------ Material for this exercise ------
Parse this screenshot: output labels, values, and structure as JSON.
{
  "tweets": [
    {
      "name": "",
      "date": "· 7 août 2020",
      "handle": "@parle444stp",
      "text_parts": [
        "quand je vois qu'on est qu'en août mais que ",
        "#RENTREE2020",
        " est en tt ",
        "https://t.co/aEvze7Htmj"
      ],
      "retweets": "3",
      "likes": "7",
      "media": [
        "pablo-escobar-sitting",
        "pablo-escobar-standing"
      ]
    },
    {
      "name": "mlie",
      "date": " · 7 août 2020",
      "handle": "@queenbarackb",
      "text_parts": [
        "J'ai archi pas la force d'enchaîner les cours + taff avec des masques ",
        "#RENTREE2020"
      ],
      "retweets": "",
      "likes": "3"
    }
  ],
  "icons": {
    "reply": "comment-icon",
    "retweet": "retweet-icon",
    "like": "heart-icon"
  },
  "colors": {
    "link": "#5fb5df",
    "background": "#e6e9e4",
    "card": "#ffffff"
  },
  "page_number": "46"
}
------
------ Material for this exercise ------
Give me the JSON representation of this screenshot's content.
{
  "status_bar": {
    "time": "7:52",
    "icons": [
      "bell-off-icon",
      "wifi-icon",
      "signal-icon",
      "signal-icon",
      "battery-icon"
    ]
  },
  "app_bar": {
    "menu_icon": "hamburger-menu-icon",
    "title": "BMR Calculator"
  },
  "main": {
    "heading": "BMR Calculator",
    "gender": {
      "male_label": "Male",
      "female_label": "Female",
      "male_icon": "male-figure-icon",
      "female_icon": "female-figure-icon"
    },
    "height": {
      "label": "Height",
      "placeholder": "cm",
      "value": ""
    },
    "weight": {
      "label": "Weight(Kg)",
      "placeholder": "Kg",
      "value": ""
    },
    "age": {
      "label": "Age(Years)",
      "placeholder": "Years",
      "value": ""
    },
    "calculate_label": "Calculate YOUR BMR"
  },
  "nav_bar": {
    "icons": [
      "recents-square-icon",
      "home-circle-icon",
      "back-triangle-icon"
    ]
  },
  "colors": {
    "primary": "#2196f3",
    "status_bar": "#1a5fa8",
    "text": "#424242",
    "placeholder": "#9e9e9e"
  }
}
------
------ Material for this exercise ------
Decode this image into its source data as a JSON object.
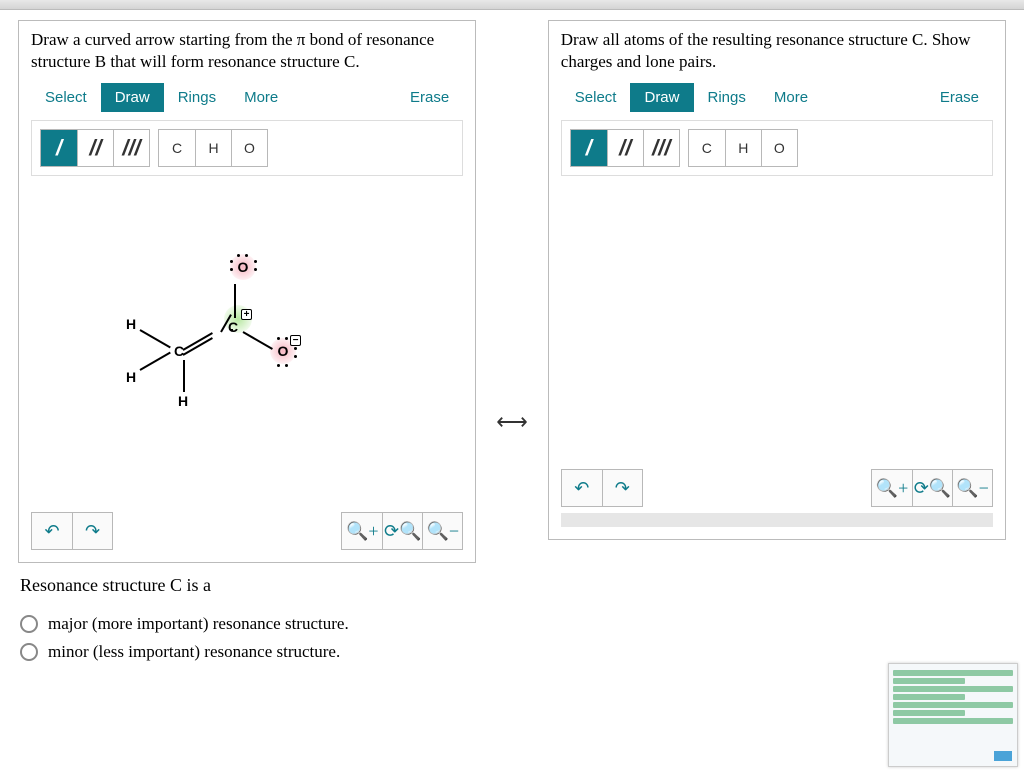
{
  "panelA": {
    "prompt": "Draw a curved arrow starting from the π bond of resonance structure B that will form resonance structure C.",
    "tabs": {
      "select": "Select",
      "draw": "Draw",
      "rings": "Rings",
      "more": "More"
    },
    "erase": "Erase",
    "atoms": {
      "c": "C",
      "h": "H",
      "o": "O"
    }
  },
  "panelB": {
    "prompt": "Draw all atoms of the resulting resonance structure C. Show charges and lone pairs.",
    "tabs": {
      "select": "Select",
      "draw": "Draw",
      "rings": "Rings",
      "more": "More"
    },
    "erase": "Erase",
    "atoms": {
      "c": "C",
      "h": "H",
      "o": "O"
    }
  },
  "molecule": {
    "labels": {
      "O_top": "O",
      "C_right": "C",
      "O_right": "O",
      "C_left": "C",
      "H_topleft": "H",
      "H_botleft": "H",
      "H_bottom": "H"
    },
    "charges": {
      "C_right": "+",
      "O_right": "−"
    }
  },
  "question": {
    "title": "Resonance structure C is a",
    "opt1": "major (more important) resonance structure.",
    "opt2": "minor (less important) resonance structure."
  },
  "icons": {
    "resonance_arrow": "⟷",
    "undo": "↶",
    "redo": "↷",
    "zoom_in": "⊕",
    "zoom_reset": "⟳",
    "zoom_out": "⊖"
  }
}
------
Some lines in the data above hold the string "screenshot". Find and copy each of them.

Parse this screenshot: output labels, values, and structure as JSON.
Give me the JSON representation of this screenshot's content.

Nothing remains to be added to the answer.